The post-HRA introduction of proportionality analysis in human rights adjudication displays a similar pattern. In R (Daly) v Secretary of State for the Home Department (2001), the House of Lords explicitly adopted the approach to proportionality mapped by the JCPC in de Freitas. The de Freitas test was also utilised in R v A (No 2) (2001) and, in the Belmarsh decision (2004), appeared in the latter alongside a number of Canadian decisions including R v Oakes and Libman v Attorney-General of Quebec. By this point in time, therefore, the de Freitas definition no longer held the monopoly on the top court’s conception of proportionality. The influence of de Freitas has been further diluted, with Lord Sumption in Bank Mellat (2013) describing the JCPC case as containing ‘the classic formulation of the test’ for proportionality, but adding that its importance is now most clearly found in the ‘way in which it has been adapted and applied in the subsequent case law’.
These passing episodes of reliance on JCPC authorities in domestic constitutional adjudication can be seen to reflect broader trends in constitutional borrowing, specifically in relation to the often temporary – or transitional – reliance placed on extra-jurisdictional authorities in response to the adoption of a constitutional innovation. In the immediate post-1998 period JCPC authorities were relied upon as a means of articulating and stabilising the requirements of the UK’s new human rights and devolutionary regimes as a precursor to (or pathway towards) the development of a domestically engineered constitutional jurisprudence.

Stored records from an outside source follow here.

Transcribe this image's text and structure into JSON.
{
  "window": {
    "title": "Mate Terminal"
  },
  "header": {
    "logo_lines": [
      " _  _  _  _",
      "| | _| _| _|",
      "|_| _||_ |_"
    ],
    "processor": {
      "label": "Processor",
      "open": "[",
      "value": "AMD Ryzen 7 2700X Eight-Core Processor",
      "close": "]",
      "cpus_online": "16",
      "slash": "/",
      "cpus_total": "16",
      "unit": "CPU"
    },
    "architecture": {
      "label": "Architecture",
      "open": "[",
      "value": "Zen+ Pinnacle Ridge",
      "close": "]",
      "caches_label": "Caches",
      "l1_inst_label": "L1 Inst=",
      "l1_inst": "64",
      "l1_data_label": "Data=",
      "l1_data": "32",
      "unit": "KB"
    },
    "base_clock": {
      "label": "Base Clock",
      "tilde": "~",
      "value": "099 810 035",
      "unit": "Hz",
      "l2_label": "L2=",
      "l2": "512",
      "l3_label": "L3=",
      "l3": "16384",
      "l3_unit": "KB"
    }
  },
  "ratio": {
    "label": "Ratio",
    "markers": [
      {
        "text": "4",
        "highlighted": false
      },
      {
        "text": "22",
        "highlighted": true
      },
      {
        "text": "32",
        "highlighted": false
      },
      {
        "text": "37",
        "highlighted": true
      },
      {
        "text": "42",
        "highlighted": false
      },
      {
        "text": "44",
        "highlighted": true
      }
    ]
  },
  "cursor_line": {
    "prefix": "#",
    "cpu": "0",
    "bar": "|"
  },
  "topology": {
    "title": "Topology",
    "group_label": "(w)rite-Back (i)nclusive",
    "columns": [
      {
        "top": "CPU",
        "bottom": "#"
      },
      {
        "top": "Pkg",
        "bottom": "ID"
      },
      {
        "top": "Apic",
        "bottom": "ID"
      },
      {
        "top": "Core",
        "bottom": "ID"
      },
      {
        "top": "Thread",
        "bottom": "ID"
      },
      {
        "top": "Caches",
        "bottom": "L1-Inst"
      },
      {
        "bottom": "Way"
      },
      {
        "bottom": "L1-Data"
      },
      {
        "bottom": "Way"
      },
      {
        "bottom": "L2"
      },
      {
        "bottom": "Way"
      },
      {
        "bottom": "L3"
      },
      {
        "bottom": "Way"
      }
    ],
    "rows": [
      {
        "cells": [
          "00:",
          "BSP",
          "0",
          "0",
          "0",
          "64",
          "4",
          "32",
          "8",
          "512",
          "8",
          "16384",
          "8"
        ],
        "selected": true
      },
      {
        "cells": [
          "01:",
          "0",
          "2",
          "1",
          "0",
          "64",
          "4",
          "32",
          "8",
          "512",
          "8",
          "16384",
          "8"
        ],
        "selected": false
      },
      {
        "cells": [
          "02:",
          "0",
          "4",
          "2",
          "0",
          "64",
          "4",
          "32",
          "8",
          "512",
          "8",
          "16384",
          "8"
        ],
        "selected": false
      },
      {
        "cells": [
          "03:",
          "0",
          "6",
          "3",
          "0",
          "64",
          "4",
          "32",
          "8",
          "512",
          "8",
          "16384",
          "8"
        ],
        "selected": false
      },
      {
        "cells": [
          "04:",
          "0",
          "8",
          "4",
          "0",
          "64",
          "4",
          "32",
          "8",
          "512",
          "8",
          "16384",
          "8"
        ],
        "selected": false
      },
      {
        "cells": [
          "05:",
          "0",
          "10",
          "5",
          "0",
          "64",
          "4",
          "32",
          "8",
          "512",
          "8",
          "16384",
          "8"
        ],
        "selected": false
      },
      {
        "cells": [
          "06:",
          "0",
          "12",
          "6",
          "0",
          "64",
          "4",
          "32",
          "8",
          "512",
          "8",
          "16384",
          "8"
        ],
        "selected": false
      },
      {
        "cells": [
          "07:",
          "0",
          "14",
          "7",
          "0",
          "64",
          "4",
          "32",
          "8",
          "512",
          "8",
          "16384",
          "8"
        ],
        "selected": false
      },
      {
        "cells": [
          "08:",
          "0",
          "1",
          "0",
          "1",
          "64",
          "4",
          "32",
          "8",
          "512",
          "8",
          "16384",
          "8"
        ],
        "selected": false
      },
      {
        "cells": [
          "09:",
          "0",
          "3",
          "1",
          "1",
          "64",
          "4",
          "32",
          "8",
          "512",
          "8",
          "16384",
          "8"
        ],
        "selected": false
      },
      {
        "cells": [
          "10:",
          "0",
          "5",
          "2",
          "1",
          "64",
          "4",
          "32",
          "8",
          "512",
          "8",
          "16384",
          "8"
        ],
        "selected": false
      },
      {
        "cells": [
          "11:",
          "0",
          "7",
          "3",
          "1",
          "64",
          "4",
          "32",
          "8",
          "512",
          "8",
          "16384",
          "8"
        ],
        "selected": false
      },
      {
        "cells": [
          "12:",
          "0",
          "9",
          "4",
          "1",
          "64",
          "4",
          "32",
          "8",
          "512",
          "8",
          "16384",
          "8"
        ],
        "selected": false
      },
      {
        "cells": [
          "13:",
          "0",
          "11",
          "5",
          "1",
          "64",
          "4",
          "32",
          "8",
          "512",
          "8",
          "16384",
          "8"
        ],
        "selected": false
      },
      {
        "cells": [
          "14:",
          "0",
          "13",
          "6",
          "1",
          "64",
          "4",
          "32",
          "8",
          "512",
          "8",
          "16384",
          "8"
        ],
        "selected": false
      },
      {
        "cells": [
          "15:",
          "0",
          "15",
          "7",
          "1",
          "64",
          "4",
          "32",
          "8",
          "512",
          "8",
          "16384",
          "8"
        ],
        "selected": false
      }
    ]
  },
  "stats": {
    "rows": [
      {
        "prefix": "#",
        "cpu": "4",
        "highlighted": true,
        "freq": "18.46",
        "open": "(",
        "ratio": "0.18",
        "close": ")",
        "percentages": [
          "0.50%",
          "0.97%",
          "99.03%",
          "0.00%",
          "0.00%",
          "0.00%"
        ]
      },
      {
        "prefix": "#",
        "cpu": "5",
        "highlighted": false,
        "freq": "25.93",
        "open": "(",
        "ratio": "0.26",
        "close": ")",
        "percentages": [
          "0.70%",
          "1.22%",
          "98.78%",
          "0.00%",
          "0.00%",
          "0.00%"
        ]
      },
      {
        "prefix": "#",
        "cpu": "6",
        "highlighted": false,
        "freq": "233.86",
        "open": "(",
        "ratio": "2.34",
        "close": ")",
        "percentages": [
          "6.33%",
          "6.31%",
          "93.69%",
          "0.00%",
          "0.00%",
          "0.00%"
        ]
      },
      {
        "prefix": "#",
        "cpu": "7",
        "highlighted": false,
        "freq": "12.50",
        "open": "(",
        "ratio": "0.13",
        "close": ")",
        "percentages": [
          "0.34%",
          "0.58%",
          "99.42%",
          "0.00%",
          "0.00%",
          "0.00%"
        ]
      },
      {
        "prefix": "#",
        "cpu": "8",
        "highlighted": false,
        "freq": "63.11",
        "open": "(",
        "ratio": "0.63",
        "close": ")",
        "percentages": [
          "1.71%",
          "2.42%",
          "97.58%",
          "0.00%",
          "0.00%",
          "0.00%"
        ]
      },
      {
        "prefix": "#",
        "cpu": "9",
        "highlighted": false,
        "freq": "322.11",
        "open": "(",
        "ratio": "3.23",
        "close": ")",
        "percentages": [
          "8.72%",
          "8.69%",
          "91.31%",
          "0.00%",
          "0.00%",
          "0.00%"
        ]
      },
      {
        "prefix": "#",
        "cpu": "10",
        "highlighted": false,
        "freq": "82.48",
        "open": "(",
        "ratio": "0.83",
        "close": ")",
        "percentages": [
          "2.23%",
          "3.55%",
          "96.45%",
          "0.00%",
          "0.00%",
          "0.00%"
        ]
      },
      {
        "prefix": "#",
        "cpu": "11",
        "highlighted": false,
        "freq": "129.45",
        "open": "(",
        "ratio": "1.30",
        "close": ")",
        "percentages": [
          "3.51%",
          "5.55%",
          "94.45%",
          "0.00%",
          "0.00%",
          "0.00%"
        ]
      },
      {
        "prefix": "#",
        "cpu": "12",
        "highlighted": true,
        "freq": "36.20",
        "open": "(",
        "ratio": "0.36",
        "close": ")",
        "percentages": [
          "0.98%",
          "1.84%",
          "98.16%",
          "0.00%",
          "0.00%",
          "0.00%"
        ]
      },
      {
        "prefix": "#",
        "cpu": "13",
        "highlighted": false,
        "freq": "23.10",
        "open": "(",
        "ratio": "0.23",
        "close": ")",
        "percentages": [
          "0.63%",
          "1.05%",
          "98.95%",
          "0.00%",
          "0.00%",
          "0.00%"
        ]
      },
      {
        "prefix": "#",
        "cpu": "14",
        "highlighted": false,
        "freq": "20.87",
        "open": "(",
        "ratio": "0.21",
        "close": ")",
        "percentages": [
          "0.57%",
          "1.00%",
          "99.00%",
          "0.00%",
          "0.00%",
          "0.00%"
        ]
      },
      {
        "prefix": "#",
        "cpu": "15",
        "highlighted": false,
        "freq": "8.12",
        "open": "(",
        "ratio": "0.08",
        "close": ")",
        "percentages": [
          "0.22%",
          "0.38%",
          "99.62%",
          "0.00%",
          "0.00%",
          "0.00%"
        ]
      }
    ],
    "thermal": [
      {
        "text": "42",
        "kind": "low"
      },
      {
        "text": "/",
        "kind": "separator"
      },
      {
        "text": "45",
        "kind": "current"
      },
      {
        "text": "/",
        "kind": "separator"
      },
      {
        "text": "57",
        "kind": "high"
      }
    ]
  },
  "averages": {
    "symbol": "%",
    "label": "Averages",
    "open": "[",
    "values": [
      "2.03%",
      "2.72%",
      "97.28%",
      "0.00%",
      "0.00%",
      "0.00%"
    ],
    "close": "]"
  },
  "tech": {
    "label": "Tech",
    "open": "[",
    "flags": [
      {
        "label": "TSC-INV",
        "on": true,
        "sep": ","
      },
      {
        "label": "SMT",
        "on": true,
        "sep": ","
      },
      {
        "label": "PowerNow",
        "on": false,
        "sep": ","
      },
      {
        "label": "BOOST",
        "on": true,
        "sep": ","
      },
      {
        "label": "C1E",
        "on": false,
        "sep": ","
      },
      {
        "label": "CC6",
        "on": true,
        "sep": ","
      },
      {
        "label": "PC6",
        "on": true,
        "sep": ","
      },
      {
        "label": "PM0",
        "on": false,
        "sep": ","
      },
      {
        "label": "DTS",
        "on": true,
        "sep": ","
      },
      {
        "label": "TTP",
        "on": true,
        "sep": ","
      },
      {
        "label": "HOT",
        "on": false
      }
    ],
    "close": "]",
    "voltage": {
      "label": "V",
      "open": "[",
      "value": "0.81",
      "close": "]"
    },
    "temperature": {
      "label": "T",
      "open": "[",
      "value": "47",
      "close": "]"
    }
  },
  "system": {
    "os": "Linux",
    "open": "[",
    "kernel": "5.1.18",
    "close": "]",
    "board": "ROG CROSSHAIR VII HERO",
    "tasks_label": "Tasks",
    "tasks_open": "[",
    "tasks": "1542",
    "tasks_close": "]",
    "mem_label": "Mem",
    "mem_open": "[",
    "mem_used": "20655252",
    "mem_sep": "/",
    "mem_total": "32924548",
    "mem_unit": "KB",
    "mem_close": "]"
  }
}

It has been argued that in the development of this domestic constitutional jurisprudence the apex court has taken an inward-looking turn, displaying – particularly in human rights adjudication – a hesitation in relation to the domestic adoption of norms or reasoning from external sources (even where that may be mandated by statute). But parallels should not necessarily be drawn with the heavily politicised pressures which culminated in Brexit and urge resistance to the European Court of Human Rights. Instead, the failure of JCPC authorities to take consistent root in UK constitutional adjudication should be seen as a product of the UK constitution’s non-documentary framework and a recognition of those characteristics which differentiate it from many states within the JCPC’s jurisdiction. As Lord Rodger recognised in R v A (No.2) – against a domestic backdrop in which parliamentary sovereignty looms large – the importation of ‘Privy Council authorities should be treated with some caution since they are the product of constitutional systems which differ from that of the United Kingdom in this important respect’. Consistently with this reading (and in spite of claims as to how it might be employed for domestic benefit), the influence of JCPC jurisprudence on constitutional adjudication in the apex court has been marginal. Constitutional decision-making in the apex court remains – as per the common law tradition – receptive to, though generally not driven by, extra-jurisdictional influences.